◆ **YOUR ASSIGNMENT**
Omitting the pictures, restate all of the entries below exactly.

◆ **SUPPLIED MATERIAL**
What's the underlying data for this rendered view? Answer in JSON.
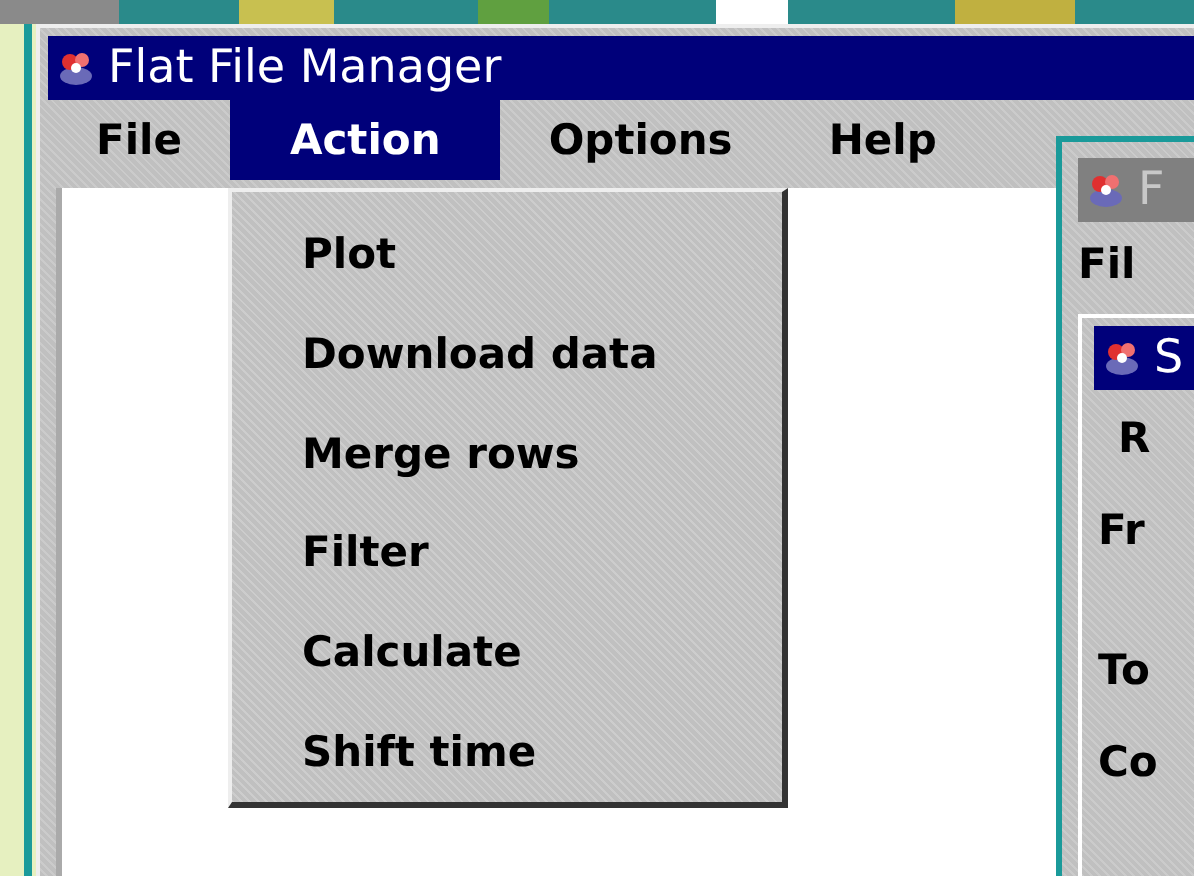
{
  "main_window": {
    "title": "Flat File Manager",
    "active": true,
    "menu_bar": [
      {
        "label": "File",
        "selected": false
      },
      {
        "label": "Action",
        "selected": true
      },
      {
        "label": "Options",
        "selected": false
      },
      {
        "label": "Help",
        "selected": false
      }
    ],
    "open_menu": {
      "items": [
        "Plot",
        "Download data",
        "Merge rows",
        "Filter",
        "Calculate",
        "Shift time"
      ]
    }
  },
  "second_window": {
    "title": "F",
    "active": false,
    "menu_bar": [
      "Fil"
    ],
    "inner_window": {
      "title": "S",
      "active": true,
      "labels": [
        "R",
        "Fr",
        "To",
        "Co"
      ]
    }
  }
}
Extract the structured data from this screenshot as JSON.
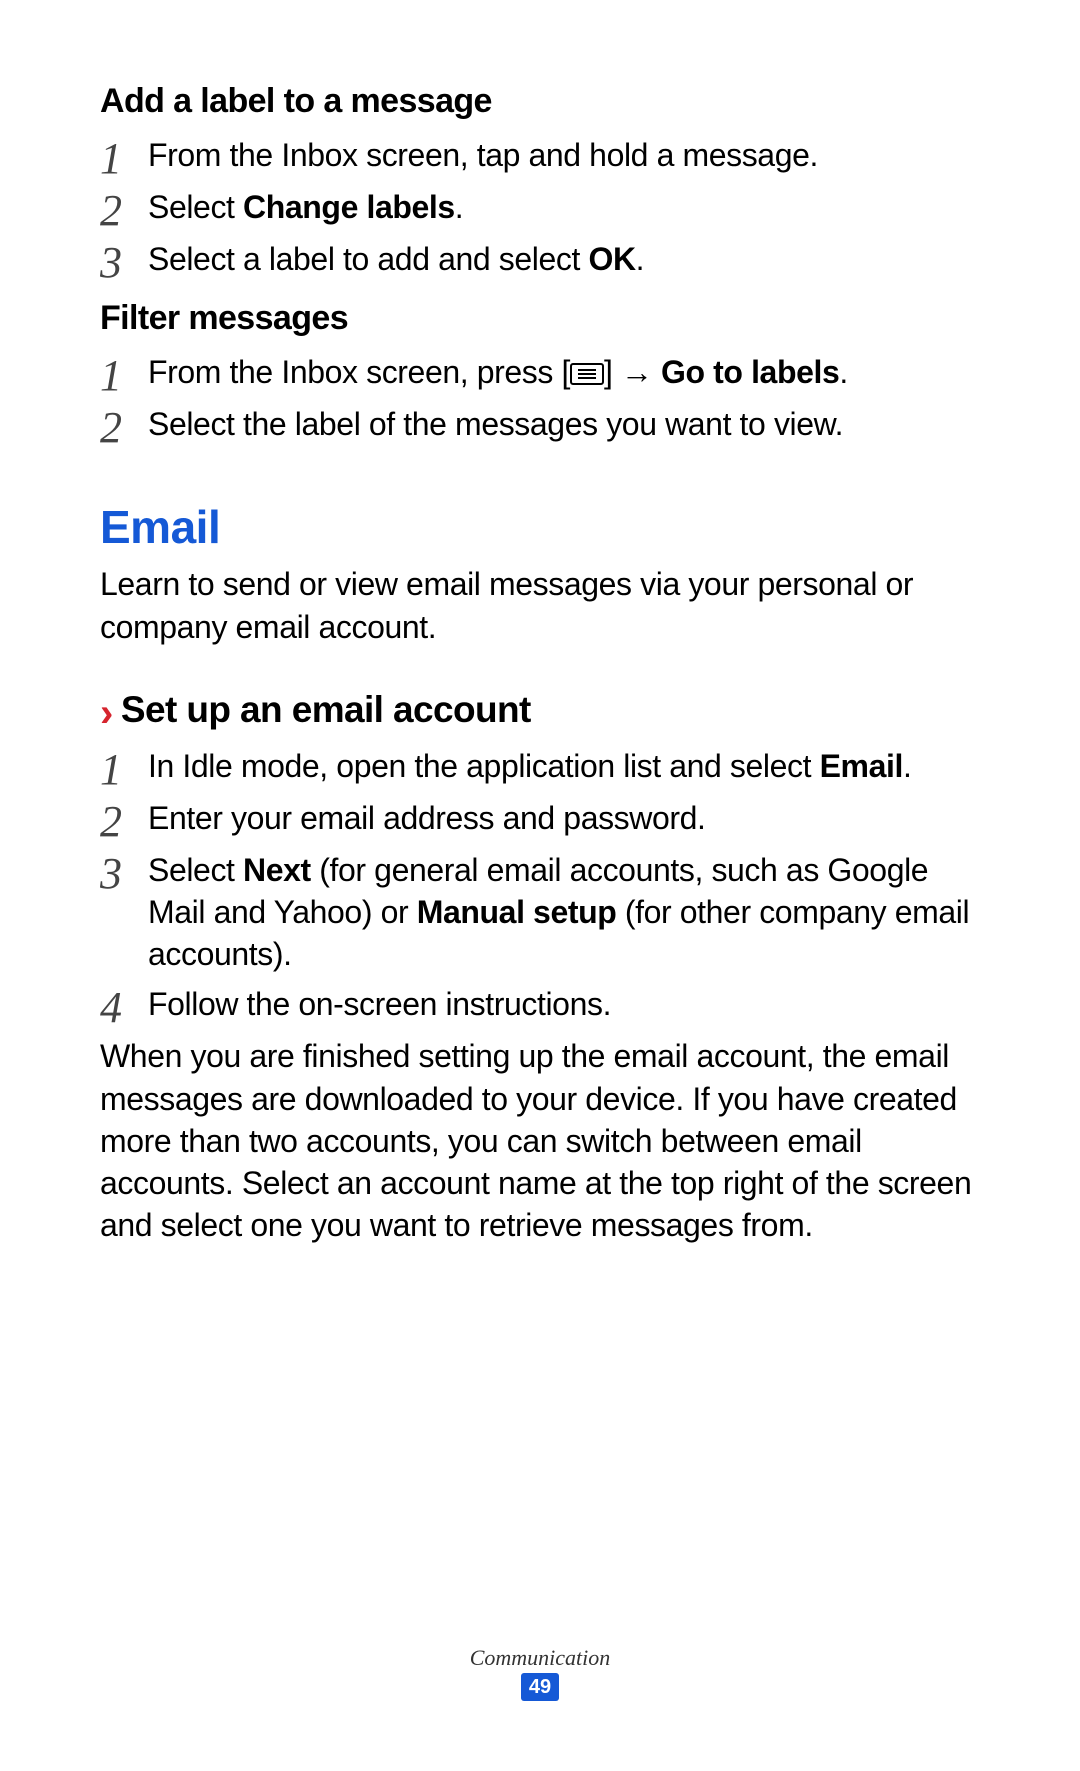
{
  "sections": {
    "addLabel": {
      "heading": "Add a label to a message",
      "steps": [
        {
          "text": "From the Inbox screen, tap and hold a message."
        },
        {
          "prefix": "Select ",
          "bold1": "Change labels",
          "suffix": "."
        },
        {
          "prefix": "Select a label to add and select ",
          "bold1": "OK",
          "suffix": "."
        }
      ]
    },
    "filter": {
      "heading": "Filter messages",
      "steps": [
        {
          "prefix": "From the Inbox screen, press [",
          "afterIcon": "] → ",
          "bold1": "Go to labels",
          "suffix": "."
        },
        {
          "text": "Select the label of the messages you want to view."
        }
      ]
    },
    "email": {
      "heading": "Email",
      "intro": "Learn to send or view email messages via your personal or company email account.",
      "setup": {
        "heading": "Set up an email account",
        "steps": [
          {
            "prefix": "In Idle mode, open the application list and select ",
            "bold1": "Email",
            "suffix": "."
          },
          {
            "text": "Enter your email address and password."
          },
          {
            "prefix": "Select ",
            "bold1": "Next",
            "mid": " (for general email accounts, such as Google Mail and Yahoo) or ",
            "bold2": "Manual setup",
            "suffix": " (for other company email accounts)."
          },
          {
            "text": "Follow the on-screen instructions."
          }
        ],
        "after": "When you are finished setting up the email account, the email messages are downloaded to your device. If you have created more than two accounts, you can switch between email accounts. Select an account name at the top right of the screen and select one you want to retrieve messages from."
      }
    }
  },
  "footer": {
    "section": "Communication",
    "page": "49"
  }
}
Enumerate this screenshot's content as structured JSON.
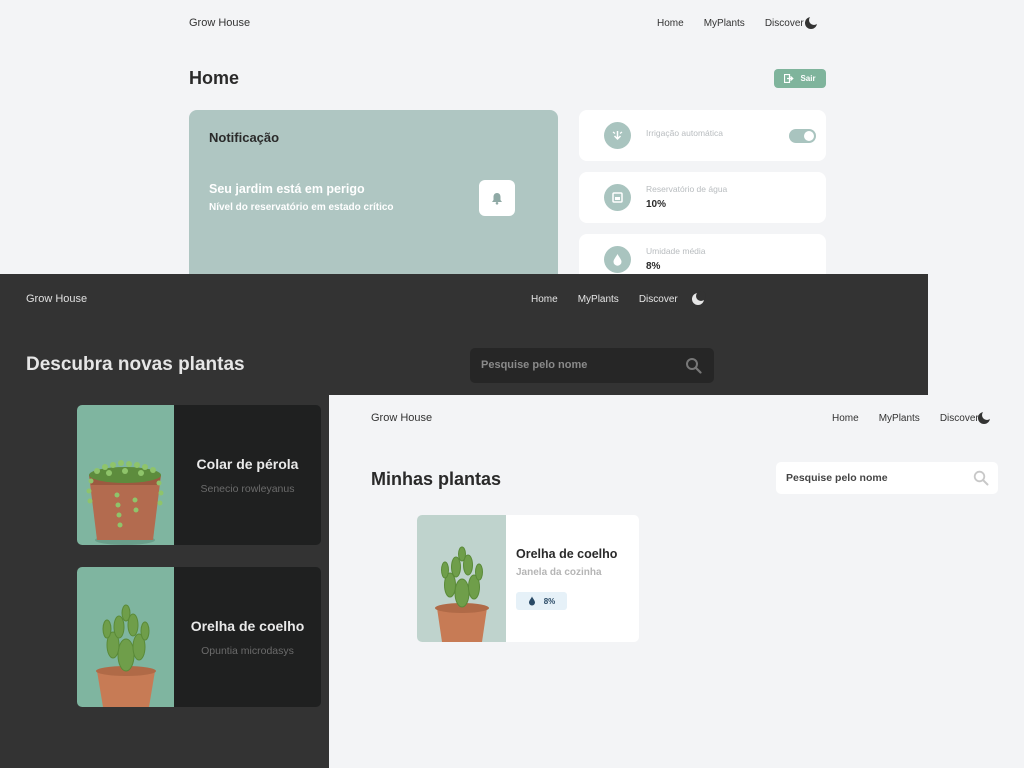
{
  "home_screen": {
    "nav": {
      "brand": "Grow House",
      "links": [
        "Home",
        "MyPlants",
        "Discover"
      ]
    },
    "title": "Home",
    "logout_label": "Sair",
    "notification": {
      "title": "Notificação",
      "message": "Seu jardim está em perigo",
      "detail": "Nível do reservatório em estado crítico"
    },
    "status_cards": [
      {
        "label": "Irrigação automática",
        "value": "",
        "icon": "watering-icon",
        "toggle_on": true
      },
      {
        "label": "Reservatório de água",
        "value": "10%",
        "icon": "reservoir-icon"
      },
      {
        "label": "Umidade média",
        "value": "8%",
        "icon": "water-drop-icon"
      }
    ]
  },
  "discover_screen": {
    "nav": {
      "brand": "Grow House",
      "links": [
        "Home",
        "MyPlants",
        "Discover"
      ]
    },
    "title": "Descubra novas plantas",
    "search_placeholder": "Pesquise pelo nome",
    "plants": [
      {
        "name": "Colar de pérola",
        "scientific_name": "Senecio rowleyanus"
      },
      {
        "name": "Orelha de coelho",
        "scientific_name": "Opuntia microdasys"
      }
    ]
  },
  "myplants_screen": {
    "nav": {
      "brand": "Grow House",
      "links": [
        "Home",
        "MyPlants",
        "Discover"
      ]
    },
    "title": "Minhas plantas",
    "search_placeholder": "Pesquise pelo nome",
    "plants": [
      {
        "name": "Orelha de coelho",
        "location": "Janela da cozinha",
        "humidity": "8%"
      }
    ]
  },
  "colors": {
    "accent_green": "#7fb49c",
    "notification_bg": "#afc6c2",
    "dark_bg": "#333333",
    "light_bg": "#f3f4f6"
  }
}
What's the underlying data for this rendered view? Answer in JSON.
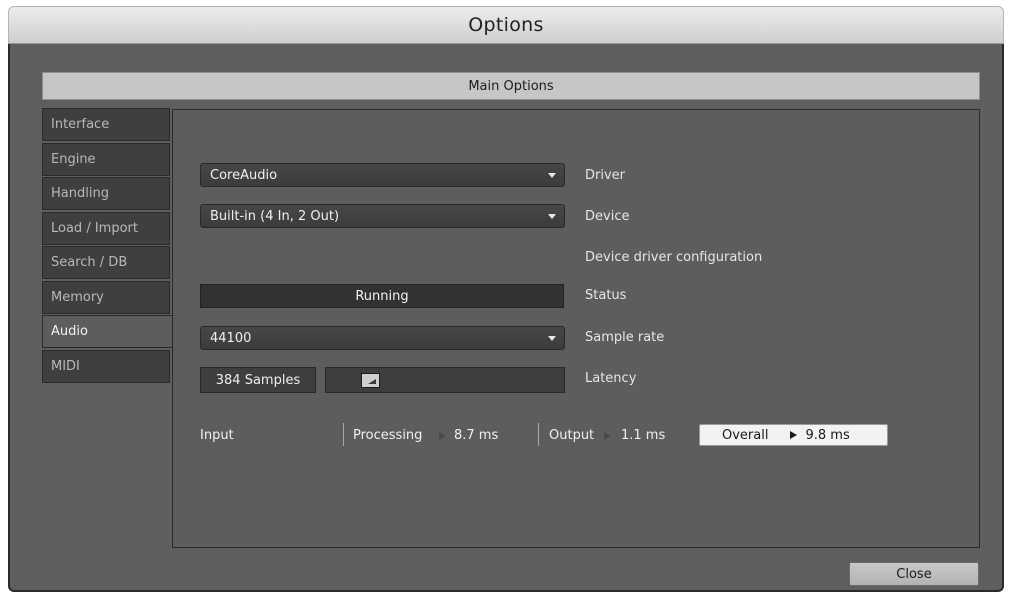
{
  "window": {
    "title": "Options"
  },
  "header": {
    "title": "Main Options"
  },
  "tabs": [
    {
      "label": "Interface"
    },
    {
      "label": "Engine"
    },
    {
      "label": "Handling"
    },
    {
      "label": "Load / Import"
    },
    {
      "label": "Search / DB"
    },
    {
      "label": "Memory"
    },
    {
      "label": "Audio"
    },
    {
      "label": "MIDI"
    }
  ],
  "active_tab": "Audio",
  "audio": {
    "driver": {
      "value": "CoreAudio",
      "label": "Driver"
    },
    "device": {
      "value": "Built-in (4 In, 2 Out)",
      "label": "Device"
    },
    "device_config_label": "Device driver configuration",
    "status": {
      "value": "Running",
      "label": "Status"
    },
    "sample_rate": {
      "value": "44100",
      "label": "Sample rate"
    },
    "latency": {
      "value": "384 Samples",
      "label": "Latency",
      "slider_fraction": 0.16
    },
    "timing": {
      "input_label": "Input",
      "processing_label": "Processing",
      "processing_value": "8.7 ms",
      "output_label": "Output",
      "output_value": "1.1 ms",
      "overall_label": "Overall",
      "overall_value": "9.8 ms"
    }
  },
  "buttons": {
    "close": "Close"
  }
}
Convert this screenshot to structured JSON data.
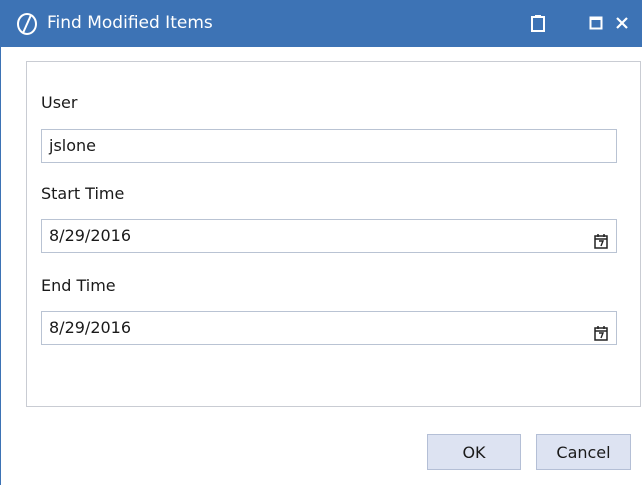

◆ **EXPECTED OUTPUT**
What's the underlying data for this rendered view? Answer in JSON.
{
  "main_window": {
    "title": "Flat File Manager",
    "active": true,
    "menu_bar": [
      {
        "label": "File",
        "selected": false
      },
      {
        "label": "Action",
        "selected": true
      },
      {
        "label": "Options",
        "selected": false
      },
      {
        "label": "Help",
        "selected": false
      }
    ],
    "open_menu": {
      "items": [
        "Plot",
        "Download data",
        "Merge rows",
        "Filter",
        "Calculate",
        "Shift time"
      ]
    }
  },
  "second_window": {
    "title": "F",
    "active": false,
    "menu_bar": [
      "Fil"
    ],
    "inner_window": {
      "title": "S",
      "active": true,
      "labels": [
        "R",
        "Fr",
        "To",
        "Co"
      ]
    }
  }
}
Extract the structured data from this screenshot as JSON.
{
  "sections": {
    "addLabel": {
      "heading": "Add a label to a message",
      "steps": [
        {
          "text": "From the Inbox screen, tap and hold a message."
        },
        {
          "prefix": "Select ",
          "bold1": "Change labels",
          "suffix": "."
        },
        {
          "prefix": "Select a label to add and select ",
          "bold1": "OK",
          "suffix": "."
        }
      ]
    },
    "filter": {
      "heading": "Filter messages",
      "steps": [
        {
          "prefix": "From the Inbox screen, press [",
          "afterIcon": "] → ",
          "bold1": "Go to labels",
          "suffix": "."
        },
        {
          "text": "Select the label of the messages you want to view."
        }
      ]
    },
    "email": {
      "heading": "Email",
      "intro": "Learn to send or view email messages via your personal or company email account.",
      "setup": {
        "heading": "Set up an email account",
        "steps": [
          {
            "prefix": "In Idle mode, open the application list and select ",
            "bold1": "Email",
            "suffix": "."
          },
          {
            "text": "Enter your email address and password."
          },
          {
            "prefix": "Select ",
            "bold1": "Next",
            "mid": " (for general email accounts, such as Google Mail and Yahoo) or ",
            "bold2": "Manual setup",
            "suffix": " (for other company email accounts)."
          },
          {
            "text": "Follow the on-screen instructions."
          }
        ],
        "after": "When you are finished setting up the email account, the email messages are downloaded to your device. If you have created more than two accounts, you can switch between email accounts. Select an account name at the top right of the screen and select one you want to retrieve messages from."
      }
    }
  },
  "footer": {
    "section": "Communication",
    "page": "49"
  }
}
Enumerate this screenshot's content as structured JSON.
{
  "home_screen": {
    "nav": {
      "brand": "Grow House",
      "links": [
        "Home",
        "MyPlants",
        "Discover"
      ]
    },
    "title": "Home",
    "logout_label": "Sair",
    "notification": {
      "title": "Notificação",
      "message": "Seu jardim está em perigo",
      "detail": "Nível do reservatório em estado crítico"
    },
    "status_cards": [
      {
        "label": "Irrigação automática",
        "value": "",
        "icon": "watering-icon",
        "toggle_on": true
      },
      {
        "label": "Reservatório de água",
        "value": "10%",
        "icon": "reservoir-icon"
      },
      {
        "label": "Umidade média",
        "value": "8%",
        "icon": "water-drop-icon"
      }
    ]
  },
  "discover_screen": {
    "nav": {
      "brand": "Grow House",
      "links": [
        "Home",
        "MyPlants",
        "Discover"
      ]
    },
    "title": "Descubra novas plantas",
    "search_placeholder": "Pesquise pelo nome",
    "plants": [
      {
        "name": "Colar de pérola",
        "scientific_name": "Senecio rowleyanus"
      },
      {
        "name": "Orelha de coelho",
        "scientific_name": "Opuntia microdasys"
      }
    ]
  },
  "myplants_screen": {
    "nav": {
      "brand": "Grow House",
      "links": [
        "Home",
        "MyPlants",
        "Discover"
      ]
    },
    "title": "Minhas plantas",
    "search_placeholder": "Pesquise pelo nome",
    "plants": [
      {
        "name": "Orelha de coelho",
        "location": "Janela da cozinha",
        "humidity": "8%"
      }
    ]
  },
  "colors": {
    "accent_green": "#7fb49c",
    "notification_bg": "#afc6c2",
    "dark_bg": "#333333",
    "light_bg": "#f3f4f6"
  }
}
What's the underlying data for this rendered view? Answer in JSON.
{
  "window": {
    "title": "Options"
  },
  "header": {
    "title": "Main Options"
  },
  "tabs": [
    {
      "label": "Interface"
    },
    {
      "label": "Engine"
    },
    {
      "label": "Handling"
    },
    {
      "label": "Load / Import"
    },
    {
      "label": "Search / DB"
    },
    {
      "label": "Memory"
    },
    {
      "label": "Audio"
    },
    {
      "label": "MIDI"
    }
  ],
  "active_tab": "Audio",
  "audio": {
    "driver": {
      "value": "CoreAudio",
      "label": "Driver"
    },
    "device": {
      "value": "Built-in (4 In, 2 Out)",
      "label": "Device"
    },
    "device_config_label": "Device driver configuration",
    "status": {
      "value": "Running",
      "label": "Status"
    },
    "sample_rate": {
      "value": "44100",
      "label": "Sample rate"
    },
    "latency": {
      "value": "384 Samples",
      "label": "Latency",
      "slider_fraction": 0.16
    },
    "timing": {
      "input_label": "Input",
      "processing_label": "Processing",
      "processing_value": "8.7 ms",
      "output_label": "Output",
      "output_value": "1.1 ms",
      "overall_label": "Overall",
      "overall_value": "9.8 ms"
    }
  },
  "buttons": {
    "close": "Close"
  }
}
Convert this screenshot to structured JSON data.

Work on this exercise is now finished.